§ **WORK ORDER**
Could you filter the data below down to the lines that hold the word "Library"?

§ **PROVIDED DATA**

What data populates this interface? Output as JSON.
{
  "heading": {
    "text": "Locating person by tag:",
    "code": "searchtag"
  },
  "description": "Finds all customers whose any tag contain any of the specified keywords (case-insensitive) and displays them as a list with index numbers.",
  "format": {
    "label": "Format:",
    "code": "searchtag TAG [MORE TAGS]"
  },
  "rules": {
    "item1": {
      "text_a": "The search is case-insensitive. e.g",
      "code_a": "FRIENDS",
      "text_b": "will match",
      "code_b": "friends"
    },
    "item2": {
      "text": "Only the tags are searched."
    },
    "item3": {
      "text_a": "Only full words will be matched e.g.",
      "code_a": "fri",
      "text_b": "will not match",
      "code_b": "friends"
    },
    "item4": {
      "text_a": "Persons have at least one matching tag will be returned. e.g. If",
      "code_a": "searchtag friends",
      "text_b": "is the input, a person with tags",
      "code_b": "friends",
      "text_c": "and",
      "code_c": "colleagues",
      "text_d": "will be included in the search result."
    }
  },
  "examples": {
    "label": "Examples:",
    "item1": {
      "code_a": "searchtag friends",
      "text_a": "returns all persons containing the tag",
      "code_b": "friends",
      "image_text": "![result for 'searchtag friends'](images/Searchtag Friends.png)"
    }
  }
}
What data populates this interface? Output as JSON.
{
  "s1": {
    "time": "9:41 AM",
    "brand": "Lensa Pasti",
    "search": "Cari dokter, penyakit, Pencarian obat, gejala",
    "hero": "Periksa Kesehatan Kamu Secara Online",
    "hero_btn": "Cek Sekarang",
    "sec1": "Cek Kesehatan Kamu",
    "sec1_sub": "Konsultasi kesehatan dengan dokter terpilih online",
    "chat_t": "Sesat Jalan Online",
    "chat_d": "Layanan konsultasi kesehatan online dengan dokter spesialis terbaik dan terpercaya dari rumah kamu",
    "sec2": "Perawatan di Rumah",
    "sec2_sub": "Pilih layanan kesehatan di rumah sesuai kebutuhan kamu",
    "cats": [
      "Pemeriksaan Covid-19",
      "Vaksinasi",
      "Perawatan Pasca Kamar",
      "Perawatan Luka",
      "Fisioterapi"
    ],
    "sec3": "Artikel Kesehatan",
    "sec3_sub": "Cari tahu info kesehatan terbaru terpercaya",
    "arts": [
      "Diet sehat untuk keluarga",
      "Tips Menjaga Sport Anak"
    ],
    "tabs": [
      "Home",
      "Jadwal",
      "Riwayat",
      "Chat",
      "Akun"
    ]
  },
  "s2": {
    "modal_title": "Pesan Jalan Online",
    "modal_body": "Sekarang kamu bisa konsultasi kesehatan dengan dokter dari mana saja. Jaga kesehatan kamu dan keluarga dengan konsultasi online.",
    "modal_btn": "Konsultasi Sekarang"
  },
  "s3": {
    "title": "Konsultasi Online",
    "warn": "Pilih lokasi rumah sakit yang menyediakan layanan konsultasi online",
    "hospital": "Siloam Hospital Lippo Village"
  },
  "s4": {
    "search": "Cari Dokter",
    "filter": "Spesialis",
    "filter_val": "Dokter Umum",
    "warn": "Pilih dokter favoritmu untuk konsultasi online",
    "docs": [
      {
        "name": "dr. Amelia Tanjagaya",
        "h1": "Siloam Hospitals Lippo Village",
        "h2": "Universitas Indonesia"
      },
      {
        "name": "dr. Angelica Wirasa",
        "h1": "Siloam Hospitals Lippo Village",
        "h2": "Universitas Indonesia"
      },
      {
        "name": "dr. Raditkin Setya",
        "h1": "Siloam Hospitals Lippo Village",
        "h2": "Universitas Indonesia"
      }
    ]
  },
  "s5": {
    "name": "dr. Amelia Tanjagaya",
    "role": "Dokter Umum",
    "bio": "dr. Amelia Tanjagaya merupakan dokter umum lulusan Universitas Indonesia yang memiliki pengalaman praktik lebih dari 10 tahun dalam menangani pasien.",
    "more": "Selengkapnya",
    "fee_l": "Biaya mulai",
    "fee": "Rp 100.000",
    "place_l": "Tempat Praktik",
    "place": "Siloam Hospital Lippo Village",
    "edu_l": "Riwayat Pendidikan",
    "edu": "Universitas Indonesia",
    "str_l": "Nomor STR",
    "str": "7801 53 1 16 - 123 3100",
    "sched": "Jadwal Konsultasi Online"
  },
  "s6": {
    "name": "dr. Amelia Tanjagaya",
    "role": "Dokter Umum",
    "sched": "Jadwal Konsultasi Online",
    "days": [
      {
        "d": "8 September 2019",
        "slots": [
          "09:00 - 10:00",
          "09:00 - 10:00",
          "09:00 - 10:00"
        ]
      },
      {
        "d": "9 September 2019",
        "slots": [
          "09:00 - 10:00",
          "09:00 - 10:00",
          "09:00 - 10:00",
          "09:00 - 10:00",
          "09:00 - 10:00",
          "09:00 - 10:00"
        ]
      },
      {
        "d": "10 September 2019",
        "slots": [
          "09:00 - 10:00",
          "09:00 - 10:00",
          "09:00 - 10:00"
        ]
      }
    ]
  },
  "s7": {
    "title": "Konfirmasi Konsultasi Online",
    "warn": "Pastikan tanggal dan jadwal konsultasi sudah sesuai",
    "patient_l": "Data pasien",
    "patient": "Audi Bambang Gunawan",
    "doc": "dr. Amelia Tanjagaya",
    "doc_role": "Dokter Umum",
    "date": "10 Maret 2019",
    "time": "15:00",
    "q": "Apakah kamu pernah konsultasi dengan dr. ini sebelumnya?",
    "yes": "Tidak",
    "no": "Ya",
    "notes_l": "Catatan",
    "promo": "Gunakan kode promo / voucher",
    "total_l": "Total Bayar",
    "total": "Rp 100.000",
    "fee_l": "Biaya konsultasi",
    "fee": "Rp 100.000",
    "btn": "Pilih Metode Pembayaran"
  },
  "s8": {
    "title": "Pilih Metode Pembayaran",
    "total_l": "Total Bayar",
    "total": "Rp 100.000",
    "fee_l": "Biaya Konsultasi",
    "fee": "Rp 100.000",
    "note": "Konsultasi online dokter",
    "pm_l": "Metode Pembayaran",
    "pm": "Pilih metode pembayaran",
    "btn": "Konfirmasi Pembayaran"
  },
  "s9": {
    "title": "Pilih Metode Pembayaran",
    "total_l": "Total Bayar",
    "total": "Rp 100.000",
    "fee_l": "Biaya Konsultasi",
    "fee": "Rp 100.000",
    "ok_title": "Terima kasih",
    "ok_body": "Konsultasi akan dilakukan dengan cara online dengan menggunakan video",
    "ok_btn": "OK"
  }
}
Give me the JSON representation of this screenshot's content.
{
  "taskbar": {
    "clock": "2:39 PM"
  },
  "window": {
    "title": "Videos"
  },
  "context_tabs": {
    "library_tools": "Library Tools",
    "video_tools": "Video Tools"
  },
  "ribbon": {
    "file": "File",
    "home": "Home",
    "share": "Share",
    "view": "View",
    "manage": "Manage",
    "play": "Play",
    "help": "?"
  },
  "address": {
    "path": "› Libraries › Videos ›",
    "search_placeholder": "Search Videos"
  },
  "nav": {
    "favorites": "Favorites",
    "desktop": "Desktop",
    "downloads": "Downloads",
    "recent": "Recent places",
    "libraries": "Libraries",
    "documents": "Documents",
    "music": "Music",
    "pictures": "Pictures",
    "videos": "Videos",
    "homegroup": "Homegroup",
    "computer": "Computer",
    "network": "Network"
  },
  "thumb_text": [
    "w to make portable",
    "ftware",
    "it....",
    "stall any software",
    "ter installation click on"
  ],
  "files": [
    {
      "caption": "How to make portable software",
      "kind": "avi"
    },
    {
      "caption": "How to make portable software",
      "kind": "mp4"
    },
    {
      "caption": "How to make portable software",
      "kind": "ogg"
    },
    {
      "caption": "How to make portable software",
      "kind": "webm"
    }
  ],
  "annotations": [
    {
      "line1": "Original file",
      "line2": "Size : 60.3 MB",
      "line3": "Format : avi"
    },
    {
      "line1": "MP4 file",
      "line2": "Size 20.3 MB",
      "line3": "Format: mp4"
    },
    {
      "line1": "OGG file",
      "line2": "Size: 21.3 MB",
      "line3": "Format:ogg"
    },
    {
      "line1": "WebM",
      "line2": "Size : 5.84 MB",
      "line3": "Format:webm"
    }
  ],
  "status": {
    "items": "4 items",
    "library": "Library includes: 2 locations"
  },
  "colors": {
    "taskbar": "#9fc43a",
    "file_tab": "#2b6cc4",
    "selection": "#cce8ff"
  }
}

§ **EXPECTED OUTPUT**
    "library_tools": "Library Tools",
    "library": "Library includes: 2 locations"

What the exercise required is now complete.